I love stories about enterprising individuals making a difference in the world. That’s why David Katz’s story in a recent edition of Future Thinkers Podcast had my creative brain firing on all cylinders. Katz’s company, The Plastic Bank, rethinks plastic as currency instead of waste.

Image of plastic water bottles courtesy of Pixelbay.com

By creating an infrastructure that increases the value of used plastic items, people can use waste plastic as a medium of exchange, using plastic bags and bottles to purchase everyday goods and services like food, medicine, and electric utilities or to build wealth through cash or digital currency. 

I believe that to stop the plastic pollution problem, we have to stop the production of plastic waste. The Plastic Bank does this through a regenerative, circular economy approach to industrial production. Some circular economy supporters argue for a corporate responsibility model of the future that calls for “renting” items that people have historically owned and for making companies responsible for taking back used and discarded products. This approach requires rethinking government and corporate policies, changing existing market and incentive structures — an approach that would require decades of policy reform and political debate. The Plastic Bank provides a solution that rests on existing economic and market structures, changing the value of an existing waste product using a reclamation process that can be implemented without extensive policy changes.

Another advantage: The Plastic Bank expands the market and compensation options for informal waste pickers around the world, developing critical infrastructure to diffuse the unequal power balance in the waste management systems in so many developing countries.

However, will this for-profit solution undermine the hard work that organizations like WIEGO have done to obtain rights for informal workers in countries like India and Peru? These groups have organized informal women waste pickers, providing them with the power resources to access social and workplace protections like disability insurance and protective gear. Katz's model increases their competition: anyone can use The Plastic Bank. 

This opportunity doesn’t just exist in the Global South. During my recent research stay in Germany, I observed how people left glass bottles on sidewalks for informal workers to collect and redeem for cash, and most plastic bottles required a deposit and could be returned to a local grocery store for currency during checkout. As Katz mentioned, reconceptualizing plastic as currency makes this reclamation possible for people in all countries. 

In the podcast, Katz calls for focusing on stopping the flow of plastics into the ocean before worrying about cleaning up the ocean. Though I applaud the innovation that Katz has created, the cleanup effort is not a zero-sum game. The globe has sufficient human and other resources to both clean up our past sins and stop the flow of new waste.
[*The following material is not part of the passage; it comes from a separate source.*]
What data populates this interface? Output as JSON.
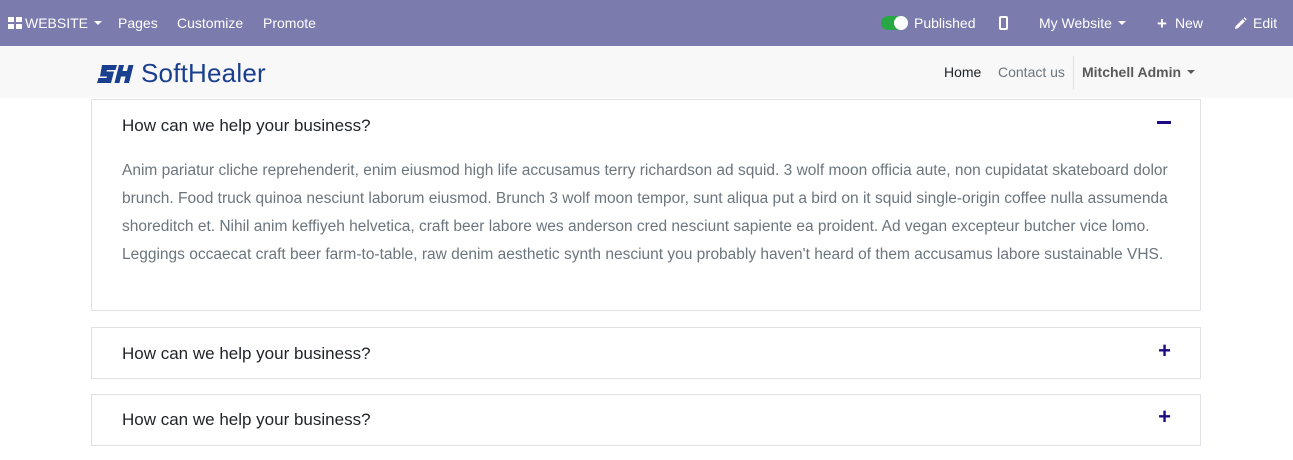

I also appreciate that The Plastic Bank expands the financial time horizon of the world’s poor. By providing a new source of income and opportunity for wealth accumulation, people can worry less about everyday expenses and think about saving for the future. However, the assumption that the social justice movement “is all about victimhood” belittles the courage it takes to speak up for those who have endured injustice through marginalization, violence, and exploitation. Social justice is about acknowledging and taking responsibility for inequities, a simple act that many status quo institutions and social orders have refused to do. Extremely high interest rates for low-income borrowers is one injustice in financial and economic inclusion that Katz mentions in the discussion. 

I agree that staying stuck in victimhood robs people of their agency: some social justice advocates and organizations aggressively pursue publicizing violations and punishing the violators. Just as social justice movements should celebrate the success stories and their allies, so, too, should social enterprise advocates acknowledge that 1) not all problems can be solved with market solutions, and 2) not all who fail to thrive do so due solely to their individual efforts. Structure (like existing institutions, policies, cultural norms) work together with agency (personal efforts) and varies among jurisdictions. Not all places will be able to embrace The Plastic Bank without changes to existing institutions, policies, and norms that define the scope of an individual's ability to participate in this innovative market. 

As a clean tech advocate, I have seen technologies like jet fuel made from organic waste falter due to the inability to scale and multi-billion-dollar contracts for algae-based energy production backlogged due to slow patent licensing processes. Therefore, the current STEM-based policy priorities for creating a new generation of engineers and scientists and incentivizing technology-based solutions for our waste management and other utility crises ignore the need for better policies and practices to bring existing technologies to markets and people. When Katz stated that they have the technology to take all forms of plastic products (polymers) back to their raw state (monomers), I nearly squealed with joy. He described how a significant barrier to cleaning up our oceans lies in incentivizing people to collect old bottles, bags, and products instead of just tossing them into the trash or a nearby waterway.

By allowing people to exchange plastic refuse for other goods and services with monetary value, Katz provides the raw materials and production chain to eliminate oil and other raw inputs while also churning outputs back into the production cycle. With millions of tons of plastic waste in landfills and a garbage patch the size of France lurking in the Pacific Ocean (one of many), we have much (if not all) of the stock needed to meet consumer and commercial demand. Katz may have just turned your next water bottle or broken children's toy into gold.